### Task goal
Only lines with the word "content" belong in the answer; copy them from the records below.

--- START ---

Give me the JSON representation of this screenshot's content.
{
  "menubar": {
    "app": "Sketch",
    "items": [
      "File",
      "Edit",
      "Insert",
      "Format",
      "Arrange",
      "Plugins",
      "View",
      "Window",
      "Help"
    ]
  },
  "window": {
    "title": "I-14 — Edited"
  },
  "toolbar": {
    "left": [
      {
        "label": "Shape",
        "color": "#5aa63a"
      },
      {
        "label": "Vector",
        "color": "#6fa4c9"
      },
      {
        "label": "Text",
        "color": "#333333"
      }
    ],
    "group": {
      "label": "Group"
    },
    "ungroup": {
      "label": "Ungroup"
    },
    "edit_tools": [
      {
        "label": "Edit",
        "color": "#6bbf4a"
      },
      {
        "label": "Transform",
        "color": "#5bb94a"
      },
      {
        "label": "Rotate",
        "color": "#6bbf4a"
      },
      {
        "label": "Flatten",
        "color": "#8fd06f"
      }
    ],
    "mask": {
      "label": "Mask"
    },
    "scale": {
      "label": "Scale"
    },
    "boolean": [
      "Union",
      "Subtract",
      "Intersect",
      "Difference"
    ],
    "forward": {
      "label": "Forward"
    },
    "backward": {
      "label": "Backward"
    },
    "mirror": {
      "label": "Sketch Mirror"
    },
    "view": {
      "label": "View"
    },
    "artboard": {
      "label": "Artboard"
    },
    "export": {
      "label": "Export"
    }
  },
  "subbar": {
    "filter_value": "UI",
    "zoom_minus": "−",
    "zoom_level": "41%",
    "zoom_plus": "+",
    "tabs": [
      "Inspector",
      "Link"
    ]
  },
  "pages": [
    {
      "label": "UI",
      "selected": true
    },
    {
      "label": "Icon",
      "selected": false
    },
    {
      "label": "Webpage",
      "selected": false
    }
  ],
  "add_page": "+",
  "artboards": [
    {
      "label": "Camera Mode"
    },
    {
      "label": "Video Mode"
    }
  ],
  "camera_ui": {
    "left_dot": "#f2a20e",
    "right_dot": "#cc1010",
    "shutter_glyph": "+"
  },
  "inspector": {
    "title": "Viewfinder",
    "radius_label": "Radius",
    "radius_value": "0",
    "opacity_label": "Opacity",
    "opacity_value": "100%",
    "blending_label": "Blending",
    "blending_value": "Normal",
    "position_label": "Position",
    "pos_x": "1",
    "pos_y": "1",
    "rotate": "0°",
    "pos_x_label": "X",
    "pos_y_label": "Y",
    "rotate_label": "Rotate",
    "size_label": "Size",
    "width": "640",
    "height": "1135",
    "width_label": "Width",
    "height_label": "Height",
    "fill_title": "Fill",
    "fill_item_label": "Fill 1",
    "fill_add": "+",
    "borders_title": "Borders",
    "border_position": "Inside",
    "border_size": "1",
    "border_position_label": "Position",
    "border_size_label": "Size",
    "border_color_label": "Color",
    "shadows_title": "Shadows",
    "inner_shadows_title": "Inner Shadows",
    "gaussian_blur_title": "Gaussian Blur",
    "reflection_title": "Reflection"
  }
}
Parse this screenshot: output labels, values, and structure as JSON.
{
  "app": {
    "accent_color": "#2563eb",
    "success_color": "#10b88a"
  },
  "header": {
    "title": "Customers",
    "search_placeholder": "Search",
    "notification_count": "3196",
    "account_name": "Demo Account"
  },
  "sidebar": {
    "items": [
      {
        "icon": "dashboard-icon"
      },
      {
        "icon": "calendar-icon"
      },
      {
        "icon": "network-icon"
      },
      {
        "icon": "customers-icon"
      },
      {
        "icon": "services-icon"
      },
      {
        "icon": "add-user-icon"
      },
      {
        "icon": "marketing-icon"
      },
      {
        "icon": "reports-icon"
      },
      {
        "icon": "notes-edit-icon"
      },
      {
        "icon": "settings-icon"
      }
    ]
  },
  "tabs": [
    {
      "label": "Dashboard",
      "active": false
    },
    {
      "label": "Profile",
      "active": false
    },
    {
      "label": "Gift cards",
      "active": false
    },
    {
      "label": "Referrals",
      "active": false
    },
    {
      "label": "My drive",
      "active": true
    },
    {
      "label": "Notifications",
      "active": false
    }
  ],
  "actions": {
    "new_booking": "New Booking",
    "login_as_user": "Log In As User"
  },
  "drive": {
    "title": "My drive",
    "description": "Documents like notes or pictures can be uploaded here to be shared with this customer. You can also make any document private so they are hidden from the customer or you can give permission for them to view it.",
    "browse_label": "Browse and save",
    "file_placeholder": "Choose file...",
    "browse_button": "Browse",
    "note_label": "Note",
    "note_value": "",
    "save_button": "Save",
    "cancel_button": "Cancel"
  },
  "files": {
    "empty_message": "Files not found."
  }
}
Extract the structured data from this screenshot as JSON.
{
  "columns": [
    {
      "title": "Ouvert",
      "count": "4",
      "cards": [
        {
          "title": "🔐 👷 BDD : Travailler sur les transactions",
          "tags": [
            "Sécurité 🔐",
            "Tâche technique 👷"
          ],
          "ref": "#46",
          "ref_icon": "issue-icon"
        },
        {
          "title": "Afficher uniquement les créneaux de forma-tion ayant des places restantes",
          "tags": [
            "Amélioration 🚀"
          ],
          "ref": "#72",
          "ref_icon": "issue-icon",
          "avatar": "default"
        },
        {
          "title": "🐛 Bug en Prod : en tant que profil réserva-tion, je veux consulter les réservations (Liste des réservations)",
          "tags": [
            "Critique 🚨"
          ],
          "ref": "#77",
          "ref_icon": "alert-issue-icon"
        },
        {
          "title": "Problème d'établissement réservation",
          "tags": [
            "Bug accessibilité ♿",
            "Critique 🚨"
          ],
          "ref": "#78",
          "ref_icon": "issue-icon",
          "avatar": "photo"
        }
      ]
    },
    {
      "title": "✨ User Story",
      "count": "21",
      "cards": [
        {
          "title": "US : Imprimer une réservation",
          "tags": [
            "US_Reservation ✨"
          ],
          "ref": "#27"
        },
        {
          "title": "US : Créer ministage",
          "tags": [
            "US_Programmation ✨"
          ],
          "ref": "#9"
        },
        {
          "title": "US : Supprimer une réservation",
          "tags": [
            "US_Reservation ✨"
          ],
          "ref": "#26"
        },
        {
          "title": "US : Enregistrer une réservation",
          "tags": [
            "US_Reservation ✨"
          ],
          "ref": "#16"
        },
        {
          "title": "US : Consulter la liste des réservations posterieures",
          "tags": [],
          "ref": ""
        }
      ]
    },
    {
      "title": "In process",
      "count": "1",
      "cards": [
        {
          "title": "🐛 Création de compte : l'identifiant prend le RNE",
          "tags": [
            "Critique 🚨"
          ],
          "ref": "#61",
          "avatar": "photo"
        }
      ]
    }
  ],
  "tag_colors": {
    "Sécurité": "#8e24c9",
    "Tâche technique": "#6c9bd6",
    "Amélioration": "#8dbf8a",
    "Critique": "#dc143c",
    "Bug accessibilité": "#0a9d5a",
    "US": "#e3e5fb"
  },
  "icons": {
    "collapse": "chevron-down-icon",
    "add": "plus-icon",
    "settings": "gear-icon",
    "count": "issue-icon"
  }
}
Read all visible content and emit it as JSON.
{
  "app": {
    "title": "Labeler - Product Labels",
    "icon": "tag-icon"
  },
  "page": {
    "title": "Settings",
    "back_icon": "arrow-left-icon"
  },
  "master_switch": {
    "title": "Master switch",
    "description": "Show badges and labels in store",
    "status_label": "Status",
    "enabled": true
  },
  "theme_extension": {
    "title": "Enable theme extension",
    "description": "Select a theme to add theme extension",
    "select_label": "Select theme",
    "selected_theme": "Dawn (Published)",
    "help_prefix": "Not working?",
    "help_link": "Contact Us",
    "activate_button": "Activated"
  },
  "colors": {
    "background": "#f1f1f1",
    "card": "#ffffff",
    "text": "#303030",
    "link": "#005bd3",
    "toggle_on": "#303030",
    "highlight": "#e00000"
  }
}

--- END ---

### Reply
Give me the JSON representation of this screenshot's content.
Read all visible content and emit it as JSON.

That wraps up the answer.